The firm also features the robust PermaFlex line, which is a rigid, pressure-sensitive overlaminate film ideally suited for counter tops and wall graphics. “Our PermaFlex films last 30 to 90 days outdoor and up to three years indoor,” Yard notes.
LexJet has added an 11-mil Blockout PolyGloss media that is resistant to water. The lay-flat polypropylene material includes a gray back coat for added opacity so that less light shines through the back of the graphics. It can be used as an alternative to typical polyester inkjet material for trade show and retail displays as well as for long-term indoor and short-term outdoor banners, the firm says. It also offers a 5.5 mil gloss polyester film with block-out layer for 100 percent opacity. The water-based specialty film is intended for non-water-sensitive ink and media and “can be used with thermal laminates,” Metnick explains.
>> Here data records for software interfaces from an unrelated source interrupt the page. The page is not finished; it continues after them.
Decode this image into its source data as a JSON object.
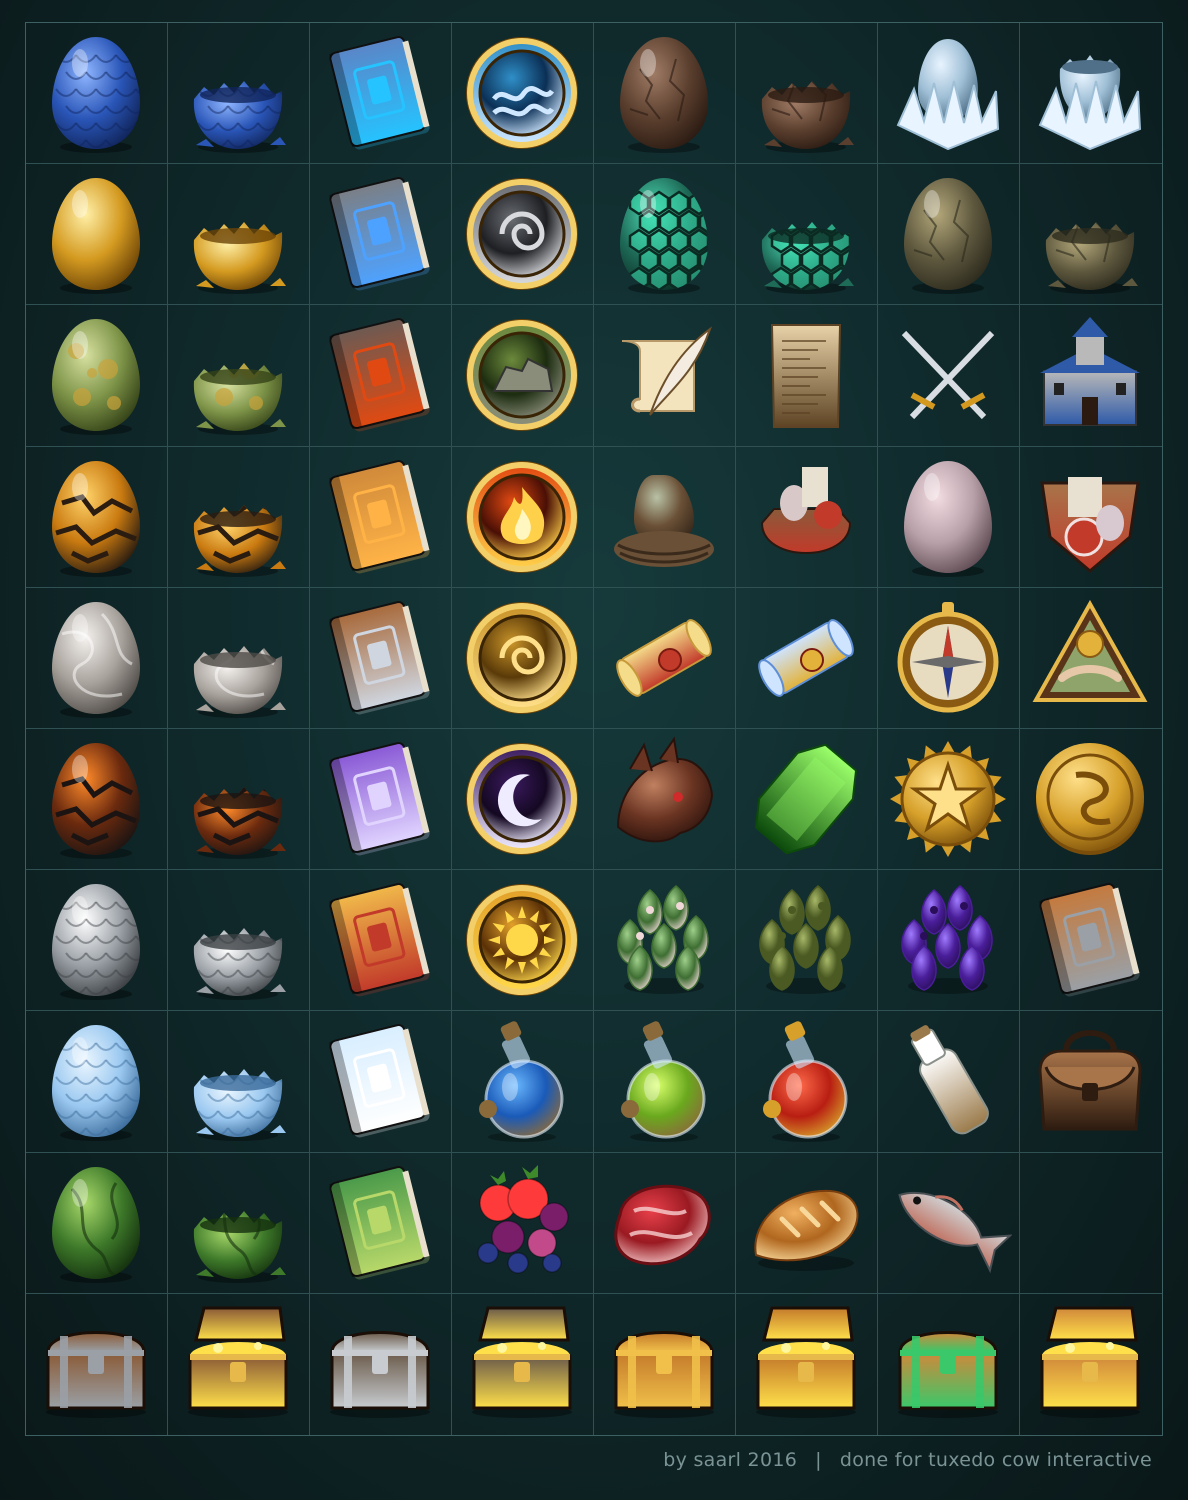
{
  "credit": {
    "author": "by saarl 2016",
    "separator": "|",
    "client": "done for tuxedo cow interactive"
  },
  "colors": {
    "background": "#102a2c",
    "grid_line": "#2f5153",
    "credit_text": "#7a9395"
  },
  "grid": {
    "columns": 8,
    "rows": 10,
    "icons": [
      {
        "icon": "egg",
        "c1": "#8fb6ff",
        "c2": "#2a56b8",
        "c3": "#10245a",
        "mark": "scale"
      },
      {
        "icon": "egg-hatched",
        "c1": "#8fb6ff",
        "c2": "#2a56b8",
        "c3": "#10245a",
        "mark": "scale"
      },
      {
        "icon": "book",
        "c1": "#5a86c8",
        "c2": "#243f78",
        "c3": "#25c3ff"
      },
      {
        "icon": "medallion",
        "c1": "#2f8fc8",
        "c2": "#0b2f55",
        "c3": "#cfe7ff",
        "sym": "wave"
      },
      {
        "icon": "egg",
        "c1": "#a07c66",
        "c2": "#5b3f2e",
        "c3": "#2a1a12",
        "mark": "crack"
      },
      {
        "icon": "egg-hatched",
        "c1": "#a07c66",
        "c2": "#5b3f2e",
        "c3": "#2a1a12",
        "mark": "crack"
      },
      {
        "icon": "egg-crystal",
        "c1": "#e8f4ff",
        "c2": "#9fbfd6",
        "c3": "#4f7088"
      },
      {
        "icon": "egg-crystal-hatched",
        "c1": "#e8f4ff",
        "c2": "#9fbfd6",
        "c3": "#4f7088"
      },
      {
        "icon": "egg",
        "c1": "#fff0a8",
        "c2": "#d49a20",
        "c3": "#6b4306",
        "mark": "none"
      },
      {
        "icon": "egg-hatched",
        "c1": "#fff0a8",
        "c2": "#d49a20",
        "c3": "#6b4306",
        "mark": "none"
      },
      {
        "icon": "book",
        "c1": "#7b7f86",
        "c2": "#35383d",
        "c3": "#4ea2ff"
      },
      {
        "icon": "medallion",
        "c1": "#6a6d72",
        "c2": "#1d1f23",
        "c3": "#d8dadd",
        "sym": "swirl"
      },
      {
        "icon": "egg",
        "c1": "#4fe0b8",
        "c2": "#1e6b58",
        "c3": "#0b2a22",
        "mark": "hex"
      },
      {
        "icon": "egg-hatched",
        "c1": "#4fe0b8",
        "c2": "#1e6b58",
        "c3": "#0b2a22",
        "mark": "hex"
      },
      {
        "icon": "egg",
        "c1": "#b3a77a",
        "c2": "#5e583e",
        "c3": "#2c2a1d",
        "mark": "crack"
      },
      {
        "icon": "egg-hatched",
        "c1": "#b3a77a",
        "c2": "#5e583e",
        "c3": "#2c2a1d",
        "mark": "crack"
      },
      {
        "icon": "egg",
        "c1": "#d7e1a0",
        "c2": "#7e9448",
        "c3": "#344217",
        "mark": "spot"
      },
      {
        "icon": "egg-hatched",
        "c1": "#d7e1a0",
        "c2": "#7e9448",
        "c3": "#344217",
        "mark": "spot"
      },
      {
        "icon": "book",
        "c1": "#6d5a52",
        "c2": "#2e2420",
        "c3": "#e04a12"
      },
      {
        "icon": "medallion",
        "c1": "#6c8a3c",
        "c2": "#1c2c10",
        "c3": "#8a8d7a",
        "sym": "rock"
      },
      {
        "icon": "scroll-quill",
        "c1": "#f3e4be",
        "c2": "#b89a6a",
        "c3": "#6b4e2a"
      },
      {
        "icon": "parchment",
        "c1": "#e8d2a8",
        "c2": "#a68454",
        "c3": "#5e4424"
      },
      {
        "icon": "swords",
        "c1": "#d7dde2",
        "c2": "#7c8590",
        "c3": "#d49a20"
      },
      {
        "icon": "castle",
        "c1": "#b9b9b9",
        "c2": "#5a5a62",
        "c3": "#2e5aa8"
      },
      {
        "icon": "egg",
        "c1": "#ffd36a",
        "c2": "#c97a10",
        "c3": "#2a1c10",
        "mark": "lava"
      },
      {
        "icon": "egg-hatched",
        "c1": "#ffd36a",
        "c2": "#c97a10",
        "c3": "#2a1c10",
        "mark": "lava"
      },
      {
        "icon": "book",
        "c1": "#d08a3a",
        "c2": "#6e3b12",
        "c3": "#ffb347"
      },
      {
        "icon": "medallion",
        "c1": "#e24a12",
        "c2": "#4a0f05",
        "c3": "#ffd14a",
        "sym": "fire"
      },
      {
        "icon": "nest",
        "c1": "#b9c2a6",
        "c2": "#6a5036",
        "c3": "#3a2a1c"
      },
      {
        "icon": "sack",
        "c1": "#8a5a3a",
        "c2": "#4a2c1a",
        "c3": "#c23a2a"
      },
      {
        "icon": "egg",
        "c1": "#f2dde2",
        "c2": "#b8a0a8",
        "c3": "#5e4a52",
        "mark": "none"
      },
      {
        "icon": "shield-badge",
        "c1": "#a8744a",
        "c2": "#5a3a22",
        "c3": "#c23a2a"
      },
      {
        "icon": "egg",
        "c1": "#f4f1ee",
        "c2": "#a8a29c",
        "c3": "#4e4a46",
        "mark": "swirl"
      },
      {
        "icon": "egg-hatched",
        "c1": "#f4f1ee",
        "c2": "#a8a29c",
        "c3": "#4e4a46",
        "mark": "swirl"
      },
      {
        "icon": "book",
        "c1": "#a86a3c",
        "c2": "#4e2c16",
        "c3": "#cfd6e0"
      },
      {
        "icon": "medallion",
        "c1": "#c9942a",
        "c2": "#5a3a08",
        "c3": "#ffe08a",
        "sym": "swirl"
      },
      {
        "icon": "diploma",
        "c1": "#f4dc8a",
        "c2": "#c69a3a",
        "c3": "#c23a2a"
      },
      {
        "icon": "diploma",
        "c1": "#cfe4ff",
        "c2": "#5e8ed6",
        "c3": "#e2b23a"
      },
      {
        "icon": "compass",
        "c1": "#e8dcc0",
        "c2": "#9a7430",
        "c3": "#c23a2a"
      },
      {
        "icon": "triangle-badge",
        "c1": "#8fa46a",
        "c2": "#6a4428",
        "c3": "#e2b23a"
      },
      {
        "icon": "egg",
        "c1": "#ff8a2a",
        "c2": "#6b2a0e",
        "c3": "#1c1412",
        "mark": "lava"
      },
      {
        "icon": "egg-hatched",
        "c1": "#ff8a2a",
        "c2": "#6b2a0e",
        "c3": "#1c1412",
        "mark": "lava"
      },
      {
        "icon": "book",
        "c1": "#8a5ad6",
        "c2": "#3a1e6e",
        "c3": "#e0d4ff"
      },
      {
        "icon": "medallion",
        "c1": "#3a1a5e",
        "c2": "#140822",
        "c3": "#f0ecff",
        "sym": "moon"
      },
      {
        "icon": "dragon-head",
        "c1": "#c08060",
        "c2": "#6a3422",
        "c3": "#2a120c"
      },
      {
        "icon": "gem",
        "c1": "#9bff6a",
        "c2": "#22a81e",
        "c3": "#0c4a0c"
      },
      {
        "icon": "medal-star",
        "c1": "#ffe08a",
        "c2": "#d6a02a",
        "c3": "#7a4e0a"
      },
      {
        "icon": "coin",
        "c1": "#ffe08a",
        "c2": "#d6a02a",
        "c3": "#7a4e0a"
      },
      {
        "icon": "egg",
        "c1": "#ffffff",
        "c2": "#9aa0a6",
        "c3": "#3a3e42",
        "mark": "scale"
      },
      {
        "icon": "egg-hatched",
        "c1": "#ffffff",
        "c2": "#9aa0a6",
        "c3": "#3a3e42",
        "mark": "scale"
      },
      {
        "icon": "book",
        "c1": "#f0b84a",
        "c2": "#8a5a12",
        "c3": "#c23a2a"
      },
      {
        "icon": "medallion",
        "c1": "#e2a02a",
        "c2": "#5a3006",
        "c3": "#ffd84a",
        "sym": "sun"
      },
      {
        "icon": "herb",
        "c1": "#9fcf8a",
        "c2": "#3e6e32",
        "c3": "#f0d8d8"
      },
      {
        "icon": "herb",
        "c1": "#a8b868",
        "c2": "#4a5a22",
        "c3": "#4a5a22"
      },
      {
        "icon": "herb",
        "c1": "#a07aff",
        "c2": "#4a1e9a",
        "c3": "#2a0e5a"
      },
      {
        "icon": "book",
        "c1": "#c47a3e",
        "c2": "#6a3a16",
        "c3": "#9aa0a6"
      },
      {
        "icon": "egg",
        "c1": "#eaf6ff",
        "c2": "#9ac8f0",
        "c3": "#3a6a9a",
        "mark": "scale"
      },
      {
        "icon": "egg-hatched",
        "c1": "#eaf6ff",
        "c2": "#9ac8f0",
        "c3": "#3a6a9a",
        "mark": "scale"
      },
      {
        "icon": "book",
        "c1": "#d8eeff",
        "c2": "#7ab0da",
        "c3": "#ffffff"
      },
      {
        "icon": "potion",
        "c1": "#6ab8ff",
        "c2": "#1a5ab8",
        "c3": "#8a6a3a"
      },
      {
        "icon": "potion",
        "c1": "#d8ff6a",
        "c2": "#6aa81e",
        "c3": "#8a6a3a"
      },
      {
        "icon": "potion",
        "c1": "#ff6a4a",
        "c2": "#b81e12",
        "c3": "#d6a02a"
      },
      {
        "icon": "bottle",
        "c1": "#ffffff",
        "c2": "#c8ccc8",
        "c3": "#9a7a4a"
      },
      {
        "icon": "satchel",
        "c1": "#a8744a",
        "c2": "#5a3a22",
        "c3": "#2e1c10"
      },
      {
        "icon": "egg",
        "c1": "#a8d86a",
        "c2": "#3e7a2a",
        "c3": "#14300e",
        "mark": "vine"
      },
      {
        "icon": "egg-hatched",
        "c1": "#a8d86a",
        "c2": "#3e7a2a",
        "c3": "#14300e",
        "mark": "vine"
      },
      {
        "icon": "book",
        "c1": "#4a9a4a",
        "c2": "#1a4a1e",
        "c3": "#b8d86a"
      },
      {
        "icon": "berries",
        "c1": "#ff3a3a",
        "c2": "#7a1e6a",
        "c3": "#2a3a8a"
      },
      {
        "icon": "steak",
        "c1": "#e8404a",
        "c2": "#9a1a22",
        "c3": "#f8d0d0"
      },
      {
        "icon": "bread",
        "c1": "#f0b060",
        "c2": "#b0661e",
        "c3": "#f8d89a"
      },
      {
        "icon": "fish",
        "c1": "#d0d4d6",
        "c2": "#7a8084",
        "c3": "#c07060"
      },
      {
        "icon": "empty",
        "c1": "#000000",
        "c2": "#000000",
        "c3": "#000000"
      },
      {
        "icon": "chest",
        "c1": "#8a5a36",
        "c2": "#3a2412",
        "c3": "#9aa0a6"
      },
      {
        "icon": "chest-open",
        "c1": "#8a5a36",
        "c2": "#3a2412",
        "c3": "#ffe04a"
      },
      {
        "icon": "chest",
        "c1": "#6a5a4a",
        "c2": "#2a2420",
        "c3": "#c8ccd0"
      },
      {
        "icon": "chest-open",
        "c1": "#6a5a4a",
        "c2": "#2a2420",
        "c3": "#ffe04a"
      },
      {
        "icon": "chest",
        "c1": "#c47a2a",
        "c2": "#5a3010",
        "c3": "#f0c04a"
      },
      {
        "icon": "chest-open",
        "c1": "#c47a2a",
        "c2": "#5a3010",
        "c3": "#ffe04a"
      },
      {
        "icon": "chest",
        "c1": "#d0883a",
        "c2": "#6a3a12",
        "c3": "#3ac86a"
      },
      {
        "icon": "chest-open",
        "c1": "#d0883a",
        "c2": "#6a3a12",
        "c3": "#ffe04a"
      }
    ]
  }
}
Next month at the Specialty Graphics Imaging Association SGIA annual show in Orlando (October 23-25), MACtac will relaunch its PermaGuard intermediate laminate with enhanced matte, luster, and gloss finishes, Yard reports. The firm also will showcase face-stock improvements in durability and appearance.
In the spring of 2014, the ISA international sign expo also will be in Orlando (April 23-26). For Arlon, “finish and durability are the keys” at both these wide-format trade shows, Russell concludes. “We will show thicker laminates and adhesives with laminates,” he shares, including its heavy-gauge Series 3590 overlaminate, introduced in late 2012. The 12-mil (305 micron) film features a clear, permanent, pressure-sensitive adhesive that is popular in racing and dirt bike/motocross circuits. “It is solvent- and chemical-resistant, so it works on industrial and high-traffic applications too,” he notes.
Avery Dennison Graphics will show ISA and SGIA show-goers its chrome line of products, which are available in multiple colors. “Silver, blue, and charcoal black are coming,” reports Paul Roba, North American technical manager. Color replacement films for cars and refrigerators, used in lieu of paint, also will be featured. “They [represent] a low front-end investment,” Roba says, “for which we see a market.”
Russell concludes, “Many shops overlook lamination because it is a relatively simple process, but it is a very important step. Mess-ups are expensive because it means starting over,” incurring extra media, ink, and film costs, not to mention associated time and labor. “The challenge with laminating is doing it right—without hurting the graphic,” he said.